Three highly sensationalized trials were held, and although Arbuckle was ultimately acquitted, with the case against him getting torn apart on the stand and the jury even apologizing for the injustice they had done him, the damage was already done. Arbuckle was the Casey Anthony of The Roaring Twenties, with the public feeling that he was guilty no matter what the court said. He had gone over $700,000 in debt due to legal fees, and he lost his house and his cars to pay the debt. He had been blacklisted from the American film industry, with theaters refusing to show his films. Moral Guardians, including then-Postmaster General Will H. Hays, declared the Arbuckle case and other contemporary scandals (including a murder case involving former collaborator Mabel Normand) to be proof of the poor standards of morality in Hollywood, and started pushing for increased censorship.
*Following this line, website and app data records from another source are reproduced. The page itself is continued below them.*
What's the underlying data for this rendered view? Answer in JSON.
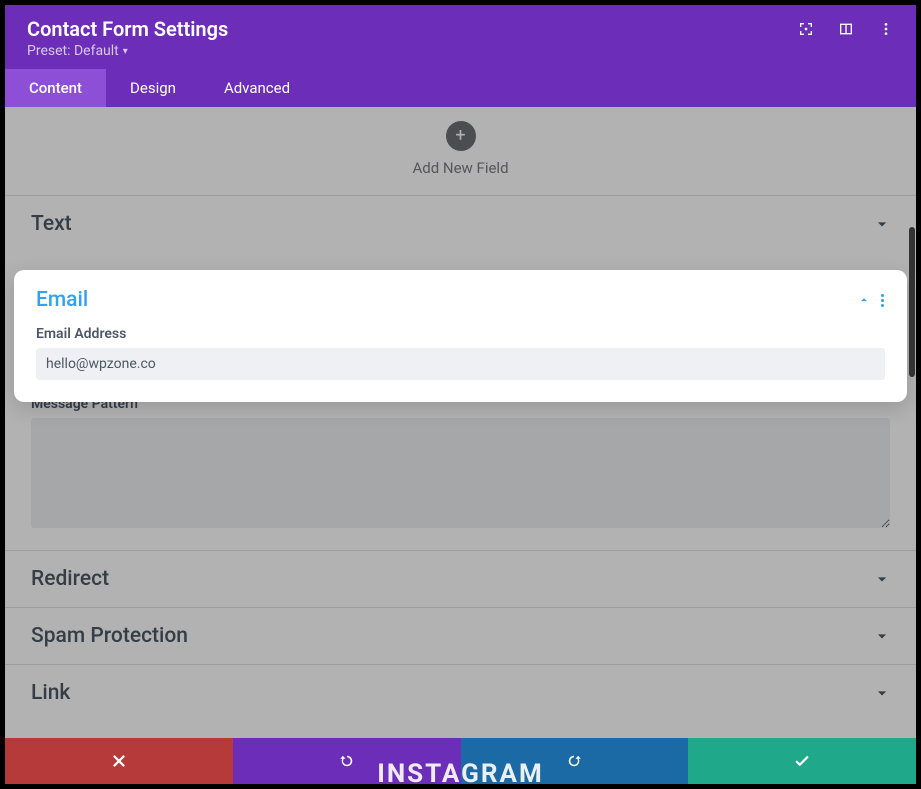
{
  "header": {
    "title": "Contact Form Settings",
    "preset": "Preset: Default"
  },
  "tabs": {
    "content": "Content",
    "design": "Design",
    "advanced": "Advanced"
  },
  "addField": {
    "label": "Add New Field"
  },
  "sections": {
    "text": {
      "title": "Text"
    },
    "email": {
      "title": "Email",
      "field_label": "Email Address",
      "field_value": "hello@wpzone.co"
    },
    "messagePattern": {
      "label": "Message Pattern",
      "value": ""
    },
    "redirect": {
      "title": "Redirect"
    },
    "spam": {
      "title": "Spam Protection"
    },
    "link": {
      "title": "Link"
    }
  },
  "bgText": "INSTAGRAM"
}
Arbuckle faded into obscurity afterwards. As Cracked detailed, even though the blacklist was ended within a year, he only had small parts in two movies during the rest of the decade, and in 1924 started directing under the pseudonym of William Goodrich. He finally returned to acting in 1931... only to die at a party two years later.
A Biopic about Arbuckle has been stuck in Development Hell for nearly thirty years, and some have suggested that the project is cursed. The first actor they had lined up to play the original "live fat, die young" comic was John Belushi... in 1982. Then John Candy was attached to it... in 1994. And then Chris Farley stepped up... in 1997. (The film version of A Confederacy of Dunces seems to be condemned to the same fate because those same actors had also been considered to play Ignatius J. Reilly before they died.)
Fatty Arbuckle Shout Outs in fiction:
- Batman the Brave And The Bold: In the episode "Emperor Joker!", one of the Joker's mooks is Fatty. Unlike the Joker's other silent-comedian thugs, he's his chubby self rather than hugely overmuscled.
- An episode of Family Guy has Peter confusing the name Fatty Arbuckle with the term fatty corpusle during a Doctor's exam.
- The obscure horror novel Devilday (which inspired the almost-as-obscure horror film Madhouse with Vincent Price and Peter Cushing) discusses the Arbuckle rape scandal.
- Kim Newman's Alternate History short story The Pierce-Arrow Stalled, and... begins with Arbuckle's car breaking down, causing him to never make it to that fateful party. This gives us a Hollywood where the Hays Code never went into effect, leading to some... interesting developments in film. At the end, an older, wiser Arbuckle watches Gone with the Wind as directed by Orson Welles.